|author||David Benjamin <firstname.lastname@example.org>||Wed Apr 10 17:03:42 2019 -0500|
|committer||Adam Langley <email@example.com>||Thu Apr 11 15:31:38 2019 +0000|
Add missing nonce_len check to aead_aes_gcm_siv_asm_open. Test invalid nonce lengths more thoroughly to cover this case on all our AEADs. Thanks to Guido Vranken for catching this! In doing so, this also reveals we have a ton of redundant error codes (https://crbug.com/boringssl/269). I'll tidy that up in a separate change as it may require some changes to code in Android. For now, this change uses CIPHER_R_UNSUPPORTED_NONCE_SIZE just to be consistent with the rest of that file. Bug: 268 Change-Id: I0a479000ec3005ee55c828eaa92c8302b4625847 Reviewed-on: https://boringssl-review.googlesource.com/c/boringssl/+/35545 Reviewed-by: Adam Langley <firstname.lastname@example.org>
BoringSSL is a fork of OpenSSL that is designed to meet Google's needs.

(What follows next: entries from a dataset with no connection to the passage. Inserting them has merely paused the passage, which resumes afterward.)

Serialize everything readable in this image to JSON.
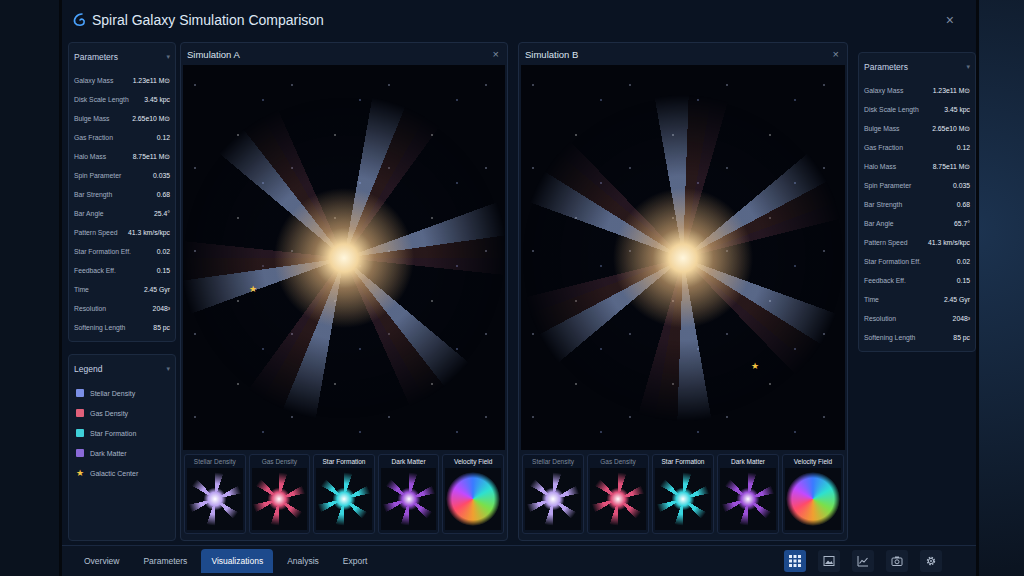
{
  "window": {
    "title": "Spiral Galaxy Simulation Comparison",
    "close": "×"
  },
  "left_parameters": {
    "title": "Parameters",
    "chevron": "▾",
    "rows": [
      {
        "label": "Galaxy Mass",
        "value": "1.23e11 M⊙"
      },
      {
        "label": "Disk Scale Length",
        "value": "3.45 kpc"
      },
      {
        "label": "Bulge Mass",
        "value": "2.65e10 M⊙"
      },
      {
        "label": "Gas Fraction",
        "value": "0.12"
      },
      {
        "label": "Halo Mass",
        "value": "8.75e11 M⊙"
      },
      {
        "label": "Spin Parameter",
        "value": "0.035"
      },
      {
        "label": "Bar Strength",
        "value": "0.68"
      },
      {
        "label": "Bar Angle",
        "value": "25.4°"
      },
      {
        "label": "Pattern Speed",
        "value": "41.3 km/s/kpc"
      },
      {
        "label": "Star Formation Eff.",
        "value": "0.02"
      },
      {
        "label": "Feedback Eff.",
        "value": "0.15"
      },
      {
        "label": "Time",
        "value": "2.45 Gyr"
      },
      {
        "label": "Resolution",
        "value": "2048³"
      },
      {
        "label": "Softening Length",
        "value": "85 pc"
      }
    ]
  },
  "legend": {
    "title": "Legend",
    "chevron": "▾",
    "items": [
      {
        "label": "Stellar Density",
        "kind": "swatch",
        "glyph": "",
        "color": "#7b8fe6"
      },
      {
        "label": "Gas Density",
        "kind": "swatch",
        "glyph": "",
        "color": "#e0607a"
      },
      {
        "label": "Star Formation",
        "kind": "swatch",
        "glyph": "",
        "color": "#3fd0d8"
      },
      {
        "label": "Dark Matter",
        "kind": "swatch",
        "glyph": "",
        "color": "#8a6ad8"
      },
      {
        "label": "Galactic Center",
        "kind": "star",
        "glyph": "★",
        "color": "#f5c542"
      }
    ]
  },
  "simulations": [
    {
      "title": "Simulation A",
      "close": "×",
      "center_marker": "★",
      "views": [
        {
          "label": "Stellar Density",
          "kind": "density",
          "dimmed": true,
          "color": "#b9a2f0"
        },
        {
          "label": "Gas Density",
          "kind": "density",
          "dimmed": true,
          "color": "#e0507a"
        },
        {
          "label": "Star Formation",
          "kind": "density",
          "dimmed": false,
          "color": "#38d6e0"
        },
        {
          "label": "Dark Matter",
          "kind": "density",
          "dimmed": false,
          "color": "#9a4fd8"
        },
        {
          "label": "Velocity Field",
          "kind": "velocity",
          "dimmed": false,
          "color": "#f0a030"
        }
      ]
    },
    {
      "title": "Simulation B",
      "close": "×",
      "center_marker": "★",
      "views": [
        {
          "label": "Stellar Density",
          "kind": "density",
          "dimmed": true,
          "color": "#b9a2f0"
        },
        {
          "label": "Gas Density",
          "kind": "density",
          "dimmed": true,
          "color": "#e0507a"
        },
        {
          "label": "Star Formation",
          "kind": "density",
          "dimmed": false,
          "color": "#38d6e0"
        },
        {
          "label": "Dark Matter",
          "kind": "density",
          "dimmed": false,
          "color": "#9a4fd8"
        },
        {
          "label": "Velocity Field",
          "kind": "velocity",
          "dimmed": false,
          "color": "#f0a030"
        }
      ]
    }
  ],
  "right_parameters": {
    "title": "Parameters",
    "chevron": "▾",
    "rows": [
      {
        "label": "Galaxy Mass",
        "value": "1.23e11 M⊙"
      },
      {
        "label": "Disk Scale Length",
        "value": "3.45 kpc"
      },
      {
        "label": "Bulge Mass",
        "value": "2.65e10 M⊙"
      },
      {
        "label": "Gas Fraction",
        "value": "0.12"
      },
      {
        "label": "Halo Mass",
        "value": "8.75e11 M⊙"
      },
      {
        "label": "Spin Parameter",
        "value": "0.035"
      },
      {
        "label": "Bar Strength",
        "value": "0.68"
      },
      {
        "label": "Bar Angle",
        "value": "65.7°"
      },
      {
        "label": "Pattern Speed",
        "value": "41.3 km/s/kpc"
      },
      {
        "label": "Star Formation Eff.",
        "value": "0.02"
      },
      {
        "label": "Feedback Eff.",
        "value": "0.15"
      },
      {
        "label": "Time",
        "value": "2.45 Gyr"
      },
      {
        "label": "Resolution",
        "value": "2048³"
      },
      {
        "label": "Softening Length",
        "value": "85 pc"
      }
    ]
  },
  "tabs": [
    {
      "label": "Overview",
      "selected": false
    },
    {
      "label": "Parameters",
      "selected": false
    },
    {
      "label": "Visualizations",
      "selected": true
    },
    {
      "label": "Analysis",
      "selected": false
    },
    {
      "label": "Export",
      "selected": false
    }
  ],
  "tools": [
    {
      "kind": "grid",
      "selected": true
    },
    {
      "kind": "image",
      "selected": false
    },
    {
      "kind": "chart",
      "selected": false
    },
    {
      "kind": "camera",
      "selected": false
    },
    {
      "kind": "gear",
      "selected": false
    }
  ]
}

Although BoringSSL is an open source project, it is not intended for general use, as OpenSSL is. We don't recommend that third parties depend upon it. Doing so is likely to be frustrating because there are no guarantees of API or ABI stability.
Programs ship their own copies of BoringSSL when they use it and we update everything as needed when deciding to make API changes. This allows us to mostly avoid compromises in the name of compatibility. It works for us, but it may not work for you.
BoringSSL arose because Google used OpenSSL for many years in various ways and, over time, built up a large number of patches that were maintained while tracking upstream OpenSSL. As Google's product portfolio became more complex, more copies of OpenSSL sprung up and the effort involved in maintaining all these patches in multiple places was growing steadily.
Currently BoringSSL is the SSL library in Chrome/Chromium, Android (but it's not part of the NDK) and a number of other apps/programs.
There are other files in this directory which might be helpful: